● **The task**
Look through the records below and say how many lines include "named". Give only that number.
----- Material shown
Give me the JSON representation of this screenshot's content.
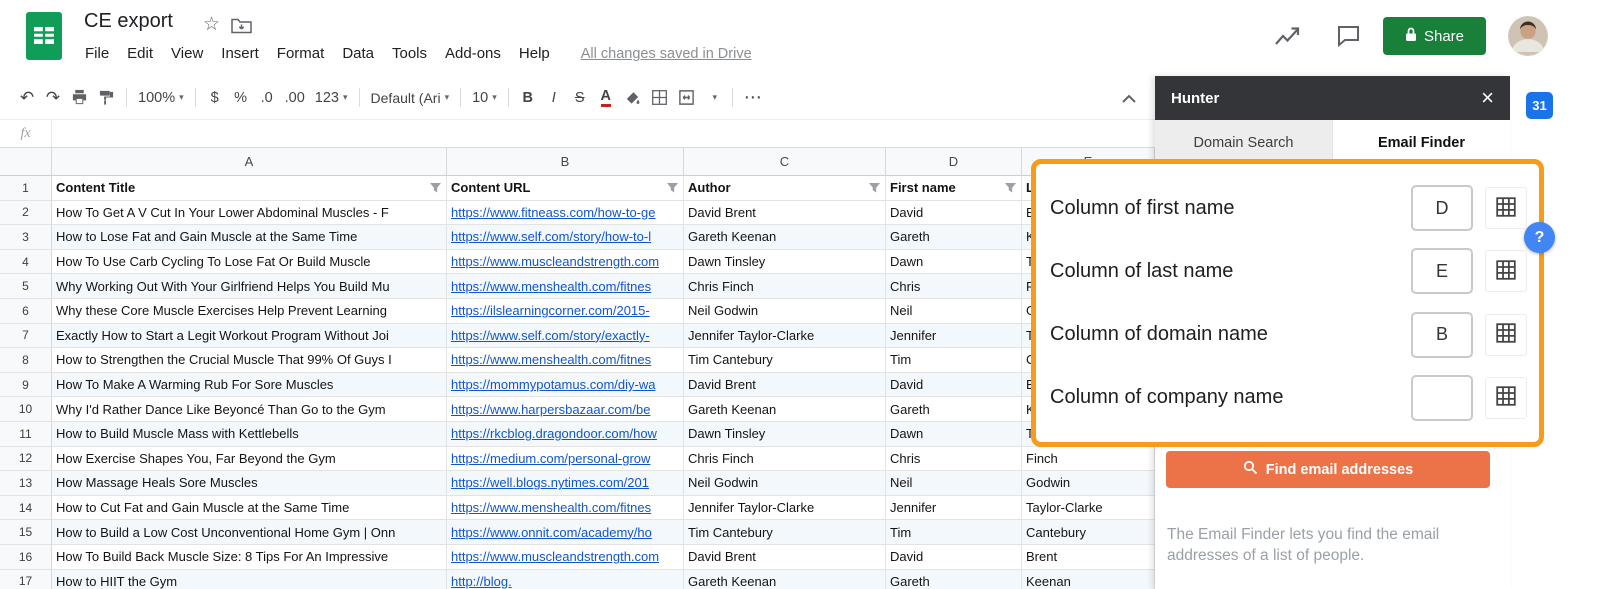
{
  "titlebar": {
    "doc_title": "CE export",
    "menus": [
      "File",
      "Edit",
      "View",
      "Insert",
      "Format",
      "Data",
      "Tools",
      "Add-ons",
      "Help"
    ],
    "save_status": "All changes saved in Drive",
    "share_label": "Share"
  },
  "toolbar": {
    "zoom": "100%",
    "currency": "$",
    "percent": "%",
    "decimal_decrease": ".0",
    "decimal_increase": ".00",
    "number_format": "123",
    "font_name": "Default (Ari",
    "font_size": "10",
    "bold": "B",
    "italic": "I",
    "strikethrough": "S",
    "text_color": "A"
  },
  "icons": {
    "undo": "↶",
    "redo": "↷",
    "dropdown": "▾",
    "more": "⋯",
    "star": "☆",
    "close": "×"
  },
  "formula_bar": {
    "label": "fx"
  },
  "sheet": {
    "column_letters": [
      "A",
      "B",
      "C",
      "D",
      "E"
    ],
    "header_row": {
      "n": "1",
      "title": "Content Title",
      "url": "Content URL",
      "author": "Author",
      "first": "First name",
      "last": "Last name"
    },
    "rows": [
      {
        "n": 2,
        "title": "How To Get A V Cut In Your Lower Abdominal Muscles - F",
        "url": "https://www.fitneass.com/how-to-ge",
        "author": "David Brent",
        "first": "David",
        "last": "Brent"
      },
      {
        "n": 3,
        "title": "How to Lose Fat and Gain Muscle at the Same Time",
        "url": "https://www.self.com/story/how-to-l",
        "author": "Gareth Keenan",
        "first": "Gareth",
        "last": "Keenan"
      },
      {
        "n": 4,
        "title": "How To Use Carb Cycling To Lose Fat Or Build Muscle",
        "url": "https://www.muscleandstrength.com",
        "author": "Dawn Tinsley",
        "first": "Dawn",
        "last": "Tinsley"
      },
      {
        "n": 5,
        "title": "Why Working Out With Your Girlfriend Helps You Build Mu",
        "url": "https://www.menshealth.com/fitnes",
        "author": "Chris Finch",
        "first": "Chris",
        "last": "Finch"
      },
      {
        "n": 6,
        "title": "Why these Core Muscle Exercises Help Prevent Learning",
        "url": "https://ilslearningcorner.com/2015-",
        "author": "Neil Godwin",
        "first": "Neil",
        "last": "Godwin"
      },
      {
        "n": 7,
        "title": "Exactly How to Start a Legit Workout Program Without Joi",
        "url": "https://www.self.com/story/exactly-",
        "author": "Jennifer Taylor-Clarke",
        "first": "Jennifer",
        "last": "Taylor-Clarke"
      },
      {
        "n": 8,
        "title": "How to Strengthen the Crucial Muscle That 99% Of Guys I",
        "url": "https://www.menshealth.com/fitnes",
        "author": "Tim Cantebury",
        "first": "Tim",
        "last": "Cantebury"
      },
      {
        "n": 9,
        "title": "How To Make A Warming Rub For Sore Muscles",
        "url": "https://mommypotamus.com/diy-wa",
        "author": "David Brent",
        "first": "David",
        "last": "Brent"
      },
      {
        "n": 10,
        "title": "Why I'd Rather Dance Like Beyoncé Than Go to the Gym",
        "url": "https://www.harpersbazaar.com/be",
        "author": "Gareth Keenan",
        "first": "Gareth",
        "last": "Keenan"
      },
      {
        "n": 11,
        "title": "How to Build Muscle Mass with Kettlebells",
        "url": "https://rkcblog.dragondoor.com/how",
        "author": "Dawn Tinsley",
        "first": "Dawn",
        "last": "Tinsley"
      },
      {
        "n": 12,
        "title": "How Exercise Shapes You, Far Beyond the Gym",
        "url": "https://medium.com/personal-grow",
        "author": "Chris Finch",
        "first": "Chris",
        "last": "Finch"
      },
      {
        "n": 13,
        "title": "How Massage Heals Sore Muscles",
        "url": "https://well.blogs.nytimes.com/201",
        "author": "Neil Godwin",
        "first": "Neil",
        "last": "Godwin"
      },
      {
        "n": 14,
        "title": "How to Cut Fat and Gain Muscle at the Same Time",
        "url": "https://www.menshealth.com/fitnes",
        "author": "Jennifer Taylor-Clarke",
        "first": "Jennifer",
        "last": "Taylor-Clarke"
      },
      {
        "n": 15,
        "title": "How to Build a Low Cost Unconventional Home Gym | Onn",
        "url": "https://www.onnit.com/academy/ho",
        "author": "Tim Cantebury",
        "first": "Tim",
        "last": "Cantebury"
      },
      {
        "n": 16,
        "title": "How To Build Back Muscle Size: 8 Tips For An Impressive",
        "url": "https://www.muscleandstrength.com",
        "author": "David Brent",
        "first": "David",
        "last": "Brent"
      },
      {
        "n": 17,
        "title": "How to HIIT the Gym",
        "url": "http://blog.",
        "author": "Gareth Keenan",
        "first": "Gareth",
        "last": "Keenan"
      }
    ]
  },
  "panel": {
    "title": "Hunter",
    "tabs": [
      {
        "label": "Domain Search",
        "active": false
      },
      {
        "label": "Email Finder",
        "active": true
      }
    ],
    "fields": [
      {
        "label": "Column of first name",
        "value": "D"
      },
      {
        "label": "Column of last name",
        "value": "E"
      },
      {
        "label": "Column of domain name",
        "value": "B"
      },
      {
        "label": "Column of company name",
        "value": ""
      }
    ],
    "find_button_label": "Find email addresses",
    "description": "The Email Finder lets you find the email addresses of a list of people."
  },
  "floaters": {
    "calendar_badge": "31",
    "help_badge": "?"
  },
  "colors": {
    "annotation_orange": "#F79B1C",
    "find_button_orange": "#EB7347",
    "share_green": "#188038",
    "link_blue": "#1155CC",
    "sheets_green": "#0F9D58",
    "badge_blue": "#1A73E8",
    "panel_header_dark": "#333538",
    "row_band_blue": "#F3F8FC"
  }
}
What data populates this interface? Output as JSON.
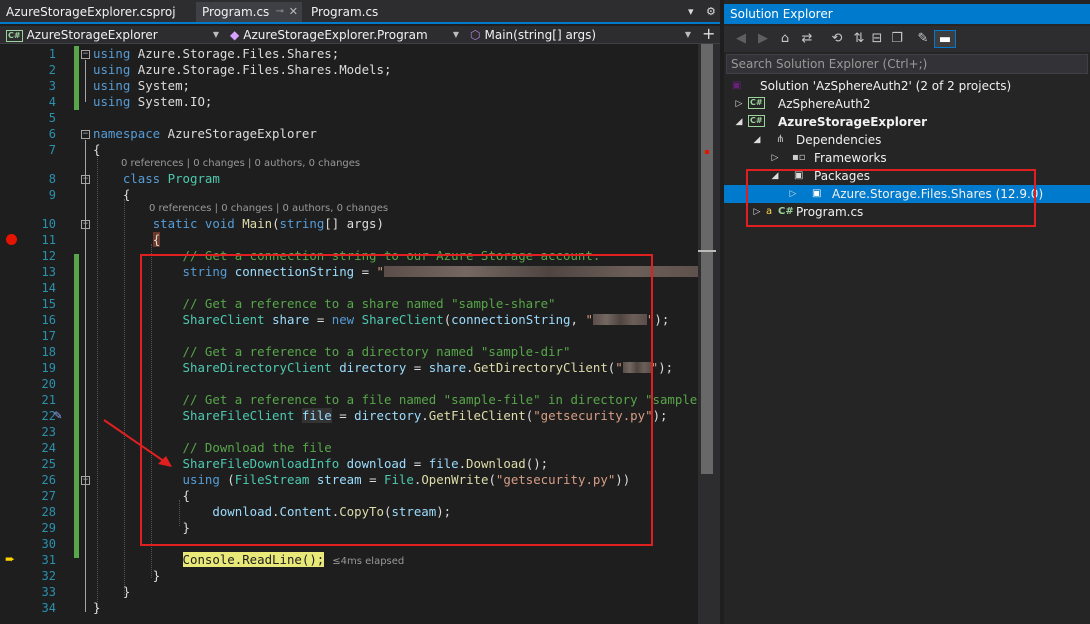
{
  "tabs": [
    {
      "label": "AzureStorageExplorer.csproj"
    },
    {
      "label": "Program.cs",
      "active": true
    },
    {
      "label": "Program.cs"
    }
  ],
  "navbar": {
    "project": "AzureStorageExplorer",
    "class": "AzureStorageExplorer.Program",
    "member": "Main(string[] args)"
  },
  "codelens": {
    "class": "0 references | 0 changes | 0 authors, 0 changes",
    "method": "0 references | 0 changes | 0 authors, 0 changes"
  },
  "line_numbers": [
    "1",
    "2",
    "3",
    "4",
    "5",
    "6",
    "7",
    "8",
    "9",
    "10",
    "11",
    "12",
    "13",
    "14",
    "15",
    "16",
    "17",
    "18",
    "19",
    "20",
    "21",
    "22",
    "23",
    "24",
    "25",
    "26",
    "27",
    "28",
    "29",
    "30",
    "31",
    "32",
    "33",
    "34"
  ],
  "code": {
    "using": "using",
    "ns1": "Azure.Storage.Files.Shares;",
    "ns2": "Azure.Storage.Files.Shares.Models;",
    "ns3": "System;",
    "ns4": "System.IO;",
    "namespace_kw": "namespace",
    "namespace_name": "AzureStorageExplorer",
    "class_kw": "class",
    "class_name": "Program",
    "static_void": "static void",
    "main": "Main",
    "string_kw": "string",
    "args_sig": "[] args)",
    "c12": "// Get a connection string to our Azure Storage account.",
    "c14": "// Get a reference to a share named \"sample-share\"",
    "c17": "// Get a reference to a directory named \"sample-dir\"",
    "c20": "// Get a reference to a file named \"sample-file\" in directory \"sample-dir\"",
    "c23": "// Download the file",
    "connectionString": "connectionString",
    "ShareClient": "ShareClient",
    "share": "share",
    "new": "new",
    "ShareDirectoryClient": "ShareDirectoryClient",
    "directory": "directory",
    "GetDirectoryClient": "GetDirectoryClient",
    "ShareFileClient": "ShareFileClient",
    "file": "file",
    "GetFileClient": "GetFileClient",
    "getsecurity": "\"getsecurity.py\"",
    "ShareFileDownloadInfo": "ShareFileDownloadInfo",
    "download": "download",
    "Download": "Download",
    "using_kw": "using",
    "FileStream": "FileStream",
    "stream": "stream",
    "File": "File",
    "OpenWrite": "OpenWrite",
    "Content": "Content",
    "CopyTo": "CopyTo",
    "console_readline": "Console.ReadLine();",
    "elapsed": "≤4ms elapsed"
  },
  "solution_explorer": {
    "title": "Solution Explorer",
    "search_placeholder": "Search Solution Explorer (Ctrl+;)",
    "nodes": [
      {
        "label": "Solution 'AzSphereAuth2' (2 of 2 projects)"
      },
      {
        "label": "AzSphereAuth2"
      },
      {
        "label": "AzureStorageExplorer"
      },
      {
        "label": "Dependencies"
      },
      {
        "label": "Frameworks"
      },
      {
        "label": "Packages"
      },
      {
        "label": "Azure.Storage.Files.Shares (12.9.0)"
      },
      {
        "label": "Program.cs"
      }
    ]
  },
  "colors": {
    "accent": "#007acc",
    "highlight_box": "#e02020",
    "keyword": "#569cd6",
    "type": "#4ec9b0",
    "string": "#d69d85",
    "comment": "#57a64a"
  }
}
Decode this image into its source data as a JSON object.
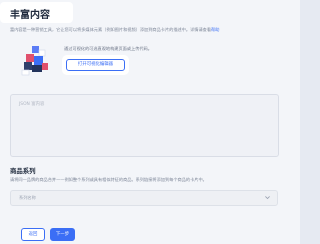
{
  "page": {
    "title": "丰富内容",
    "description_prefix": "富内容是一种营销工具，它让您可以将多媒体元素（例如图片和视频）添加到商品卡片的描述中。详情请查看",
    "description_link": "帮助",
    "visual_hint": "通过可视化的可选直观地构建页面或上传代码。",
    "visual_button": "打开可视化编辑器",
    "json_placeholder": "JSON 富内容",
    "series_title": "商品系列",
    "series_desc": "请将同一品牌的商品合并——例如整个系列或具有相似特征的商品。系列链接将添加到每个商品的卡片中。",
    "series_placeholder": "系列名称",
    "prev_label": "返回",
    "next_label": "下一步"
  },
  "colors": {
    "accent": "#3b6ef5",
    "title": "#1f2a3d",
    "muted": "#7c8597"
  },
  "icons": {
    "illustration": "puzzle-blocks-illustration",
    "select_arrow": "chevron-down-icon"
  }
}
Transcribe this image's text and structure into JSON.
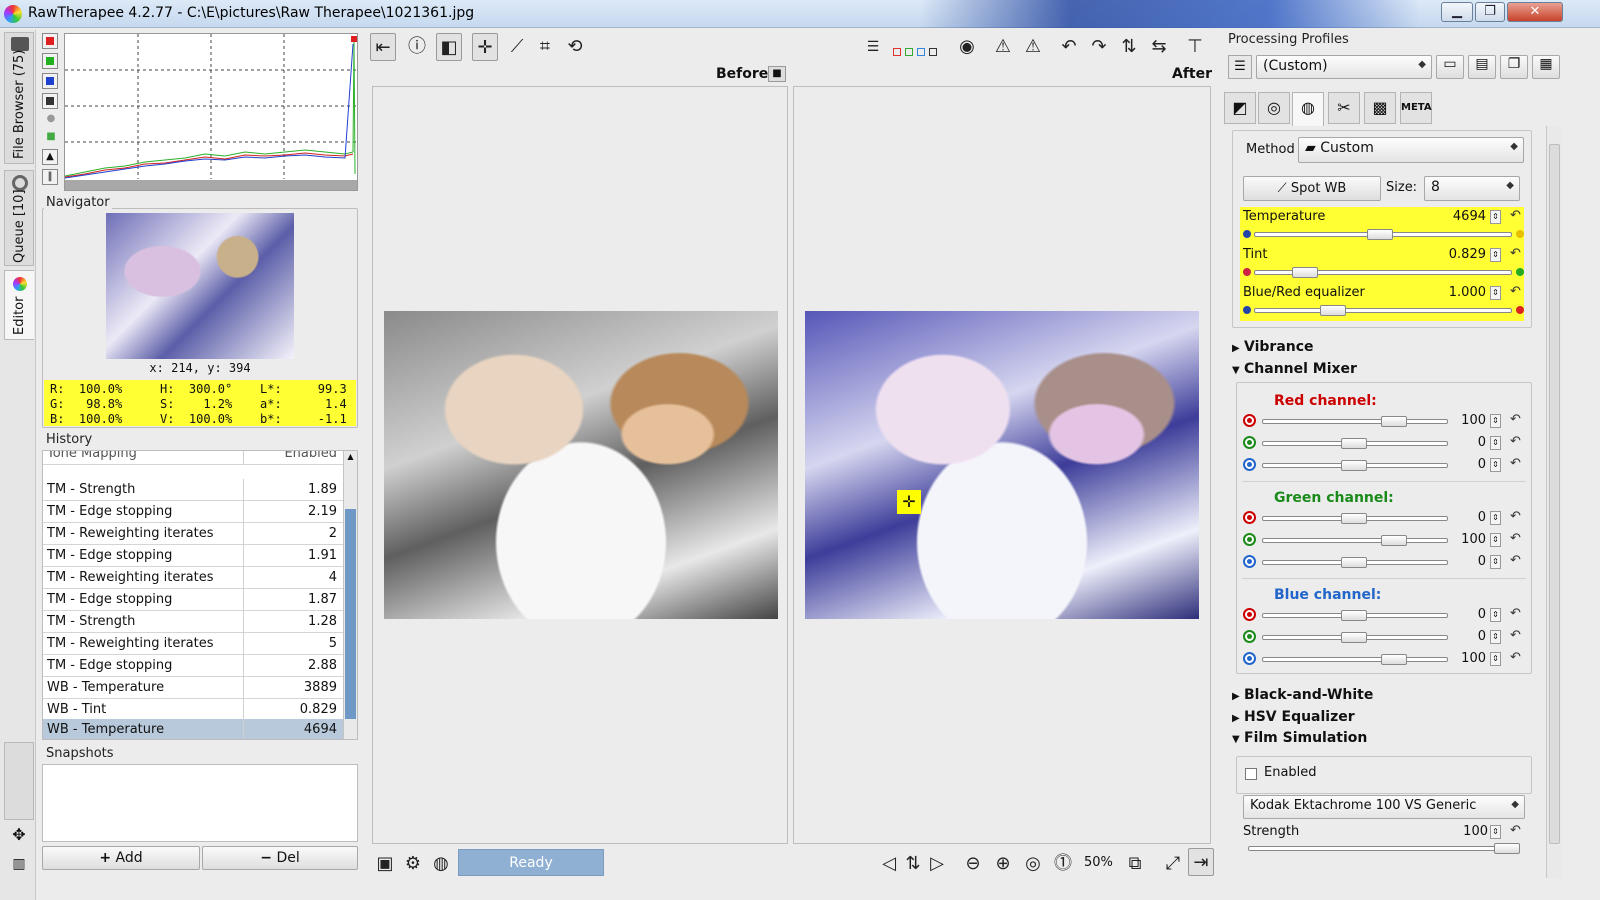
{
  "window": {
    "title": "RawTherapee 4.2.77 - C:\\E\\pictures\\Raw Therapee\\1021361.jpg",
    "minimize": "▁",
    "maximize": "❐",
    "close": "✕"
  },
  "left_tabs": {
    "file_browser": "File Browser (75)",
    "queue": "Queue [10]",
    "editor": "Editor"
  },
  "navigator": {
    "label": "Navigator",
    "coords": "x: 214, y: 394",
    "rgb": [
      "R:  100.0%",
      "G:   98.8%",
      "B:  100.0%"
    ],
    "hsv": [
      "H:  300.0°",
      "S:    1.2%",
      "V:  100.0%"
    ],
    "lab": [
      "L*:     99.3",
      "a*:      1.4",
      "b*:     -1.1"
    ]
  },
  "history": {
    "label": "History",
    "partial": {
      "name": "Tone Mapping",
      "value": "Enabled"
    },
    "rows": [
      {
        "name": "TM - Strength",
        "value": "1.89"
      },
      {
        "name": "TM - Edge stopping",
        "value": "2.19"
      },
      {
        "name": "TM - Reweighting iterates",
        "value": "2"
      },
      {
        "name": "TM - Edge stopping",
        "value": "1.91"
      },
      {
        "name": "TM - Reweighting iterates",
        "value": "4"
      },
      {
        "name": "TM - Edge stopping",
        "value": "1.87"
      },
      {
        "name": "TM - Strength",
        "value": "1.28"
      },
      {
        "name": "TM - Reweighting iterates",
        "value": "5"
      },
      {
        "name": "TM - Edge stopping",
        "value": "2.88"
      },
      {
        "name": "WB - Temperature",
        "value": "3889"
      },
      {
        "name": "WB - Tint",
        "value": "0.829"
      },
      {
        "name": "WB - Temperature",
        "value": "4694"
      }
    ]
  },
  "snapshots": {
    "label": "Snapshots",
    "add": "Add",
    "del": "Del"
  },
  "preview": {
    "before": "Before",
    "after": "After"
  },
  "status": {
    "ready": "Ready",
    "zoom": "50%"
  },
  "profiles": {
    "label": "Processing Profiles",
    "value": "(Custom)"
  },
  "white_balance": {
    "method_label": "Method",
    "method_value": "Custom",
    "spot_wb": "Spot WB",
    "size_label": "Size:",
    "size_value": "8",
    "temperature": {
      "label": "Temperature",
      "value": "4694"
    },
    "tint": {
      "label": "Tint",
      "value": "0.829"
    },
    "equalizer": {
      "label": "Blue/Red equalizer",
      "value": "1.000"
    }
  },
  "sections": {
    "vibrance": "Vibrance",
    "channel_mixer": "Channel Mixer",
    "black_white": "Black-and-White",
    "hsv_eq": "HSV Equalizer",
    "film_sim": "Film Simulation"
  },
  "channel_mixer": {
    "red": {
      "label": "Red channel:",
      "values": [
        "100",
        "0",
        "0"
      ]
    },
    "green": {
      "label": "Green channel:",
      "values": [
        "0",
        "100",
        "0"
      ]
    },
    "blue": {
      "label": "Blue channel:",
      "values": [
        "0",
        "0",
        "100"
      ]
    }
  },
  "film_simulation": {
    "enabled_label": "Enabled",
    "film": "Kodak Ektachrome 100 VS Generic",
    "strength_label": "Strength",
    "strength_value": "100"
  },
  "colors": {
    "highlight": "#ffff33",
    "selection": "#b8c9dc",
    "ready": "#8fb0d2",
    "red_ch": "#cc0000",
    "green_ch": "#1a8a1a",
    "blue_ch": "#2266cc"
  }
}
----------
● **Response to the exercise**
3